Switching regulator forms constant-current source

Switching regulator forms constant-current source

Many applications require current sources rather than voltage sources. When you need a high-current source, using a linear regulator is inadvisable, because of the high power dissipation in the series resistor.
To solve the wasted-power problem, you can use a switch-mode regulator. The circuit of Figure 1 uses IC1, an LM2576 adjustable regulator. It needs only a few external elements and has an adjustable sensing input, which you use for controlling the output current. Resistor RSC is a current sensor. IC2A, one-half of a TL082 op amp, operates as a difference amplifier. When R1=R2=R3=R4, the output voltage is proportional to the current flowing in RSC. Good common-mode rejection and a wide common-mode voltage range are important, because the amplifier works with large, changing common-mode signals.

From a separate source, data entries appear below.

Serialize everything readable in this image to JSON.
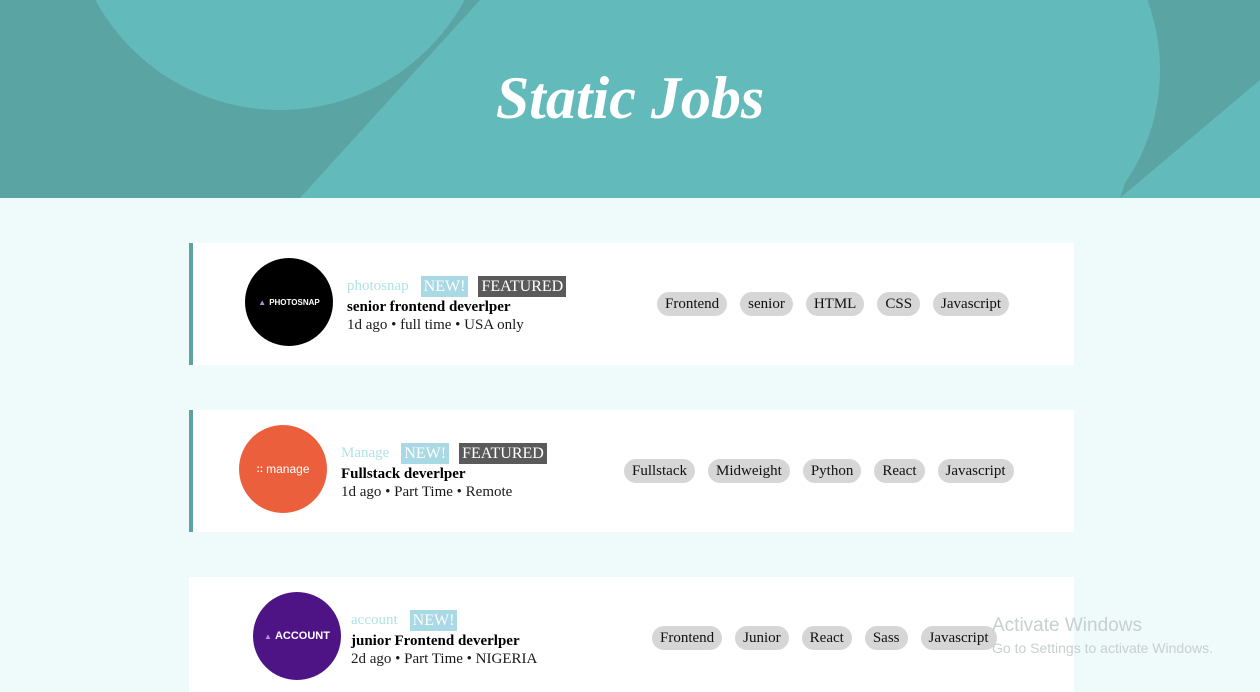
{
  "header": {
    "title": "Static Jobs"
  },
  "jobs": [
    {
      "company": "photosnap",
      "logo_text": "PHOTOSNAP",
      "logo_color": "#000000",
      "new_label": "NEW!",
      "featured_label": "FEATURED",
      "position": "senior frontend deverlper",
      "meta": "1d ago • full time • USA only",
      "tags": [
        "Frontend",
        "senior",
        "HTML",
        "CSS",
        "Javascript"
      ]
    },
    {
      "company": "Manage",
      "logo_text": "manage",
      "logo_color": "#eb5f3d",
      "new_label": "NEW!",
      "featured_label": "FEATURED",
      "position": "Fullstack deverlper",
      "meta": "1d ago • Part Time • Remote",
      "tags": [
        "Fullstack",
        "Midweight",
        "Python",
        "React",
        "Javascript"
      ]
    },
    {
      "company": "account",
      "logo_text": "ACCOUNT",
      "logo_color": "#4e1485",
      "new_label": "NEW!",
      "position": "junior Frontend deverlper",
      "meta": "2d ago • Part Time • NIGERIA",
      "tags": [
        "Frontend",
        "Junior",
        "React",
        "Sass",
        "Javascript"
      ]
    }
  ],
  "watermark": {
    "line1": "Activate Windows",
    "line2": "Go to Settings to activate Windows."
  },
  "colors": {
    "header_bg": "#5ba4a4",
    "page_bg": "#effafa",
    "accent": "#5ba4a4"
  }
}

The second half of the TL082 op amp, IC2B, operates as a noninverting amplifier. The required gain depends on the output current you need: G=VREF/VSC, where G is gain, VREF is the voltage on the sensing input of the LM2576, and VSC is the voltage across RSC. Note that VSC=IOUTRSC, where IOUT is the output current. For example, if IOUT=2A and RSC=0.12Ù, then VSC=0.24V. Typically, for the LM2576, VREF=1.237V. So, you can obtain the gain of the noninverting amplifier from the gain equation: G=5.15V/V. The overall gain of the noninverting amplifier is G=1+R7/R6. If R7=100 kÙ and G=5.15, you can solve for R6 (24.1 kÙ). When you need a precise output current, you can replace the fixed resistor, R6,with a series connection of a fixed resistor and a potentiometer. Tests showed that the output current is practically constant with varying loads. For example, the 2A output current changed less than 1% for an output-voltage range of 0.3 to 15V.

Visit Here for more.